## ABOUT THIS TASK
When you answer, give every record back exactly as written.

PROVIDED MATERIAL section start

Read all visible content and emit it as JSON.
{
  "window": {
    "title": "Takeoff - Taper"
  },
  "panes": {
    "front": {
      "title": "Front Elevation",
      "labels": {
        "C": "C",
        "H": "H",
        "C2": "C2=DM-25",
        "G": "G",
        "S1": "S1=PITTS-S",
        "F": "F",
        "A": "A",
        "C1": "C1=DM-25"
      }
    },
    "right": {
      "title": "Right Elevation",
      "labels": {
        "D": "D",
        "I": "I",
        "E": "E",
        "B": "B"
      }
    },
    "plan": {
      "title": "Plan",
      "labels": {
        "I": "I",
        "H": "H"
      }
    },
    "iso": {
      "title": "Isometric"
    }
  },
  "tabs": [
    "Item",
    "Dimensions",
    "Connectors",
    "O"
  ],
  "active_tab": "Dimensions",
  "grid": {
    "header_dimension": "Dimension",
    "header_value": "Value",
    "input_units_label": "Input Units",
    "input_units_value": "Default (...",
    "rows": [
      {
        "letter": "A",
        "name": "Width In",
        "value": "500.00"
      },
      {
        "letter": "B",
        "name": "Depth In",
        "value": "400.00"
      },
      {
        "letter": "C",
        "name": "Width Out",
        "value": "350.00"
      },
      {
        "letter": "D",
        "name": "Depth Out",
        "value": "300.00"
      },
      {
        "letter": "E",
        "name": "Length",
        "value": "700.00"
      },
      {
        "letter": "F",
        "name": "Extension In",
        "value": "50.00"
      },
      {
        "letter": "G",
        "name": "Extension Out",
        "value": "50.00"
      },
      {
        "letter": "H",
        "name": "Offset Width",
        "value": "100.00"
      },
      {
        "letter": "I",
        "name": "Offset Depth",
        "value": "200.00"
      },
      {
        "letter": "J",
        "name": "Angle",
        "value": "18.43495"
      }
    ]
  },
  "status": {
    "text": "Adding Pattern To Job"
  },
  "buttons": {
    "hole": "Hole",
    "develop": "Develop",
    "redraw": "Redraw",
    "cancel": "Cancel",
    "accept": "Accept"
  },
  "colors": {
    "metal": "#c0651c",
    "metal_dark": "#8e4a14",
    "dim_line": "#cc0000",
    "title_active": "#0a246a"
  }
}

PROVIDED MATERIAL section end

## ANSWER TO THE PROBLEM
Read all visible content and emit it as JSON.
{
  "window": {
    "title": "Takeoff - Taper"
  },
  "panes": {
    "front": {
      "title": "Front Elevation",
      "labels": {
        "C": "C",
        "H": "H",
        "C2": "C2=DM-25",
        "G": "G",
        "S1": "S1=PITTS-S",
        "F": "F",
        "A": "A",
        "C1": "C1=DM-25"
      }
    },
    "right": {
      "title": "Right Elevation",
      "labels": {
        "D": "D",
        "I": "I",
        "E": "E",
        "B": "B"
      }
    },
    "plan": {
      "title": "Plan",
      "labels": {
        "I": "I",
        "H": "H"
      }
    },
    "iso": {
      "title": "Isometric"
    }
  },
  "tabs": [
    "Item",
    "Dimensions",
    "Connectors",
    "O"
  ],
  "active_tab": "Dimensions",
  "grid": {
    "header_dimension": "Dimension",
    "header_value": "Value",
    "input_units_label": "Input Units",
    "input_units_value": "Default (...",
    "rows": [
      {
        "letter": "A",
        "name": "Width In",
        "value": "500.00"
      },
      {
        "letter": "B",
        "name": "Depth In",
        "value": "400.00"
      },
      {
        "letter": "C",
        "name": "Width Out",
        "value": "350.00"
      },
      {
        "letter": "D",
        "name": "Depth Out",
        "value": "300.00"
      },
      {
        "letter": "E",
        "name": "Length",
        "value": "700.00"
      },
      {
        "letter": "F",
        "name": "Extension In",
        "value": "50.00"
      },
      {
        "letter": "G",
        "name": "Extension Out",
        "value": "50.00"
      },
      {
        "letter": "H",
        "name": "Offset Width",
        "value": "100.00"
      },
      {
        "letter": "I",
        "name": "Offset Depth",
        "value": "200.00"
      },
      {
        "letter": "J",
        "name": "Angle",
        "value": "18.43495"
      }
    ]
  },
  "status": {
    "text": "Adding Pattern To Job"
  },
  "buttons": {
    "hole": "Hole",
    "develop": "Develop",
    "redraw": "Redraw",
    "cancel": "Cancel",
    "accept": "Accept"
  },
  "colors": {
    "metal": "#c0651c",
    "metal_dark": "#8e4a14",
    "dim_line": "#cc0000",
    "title_active": "#0a246a"
  }
}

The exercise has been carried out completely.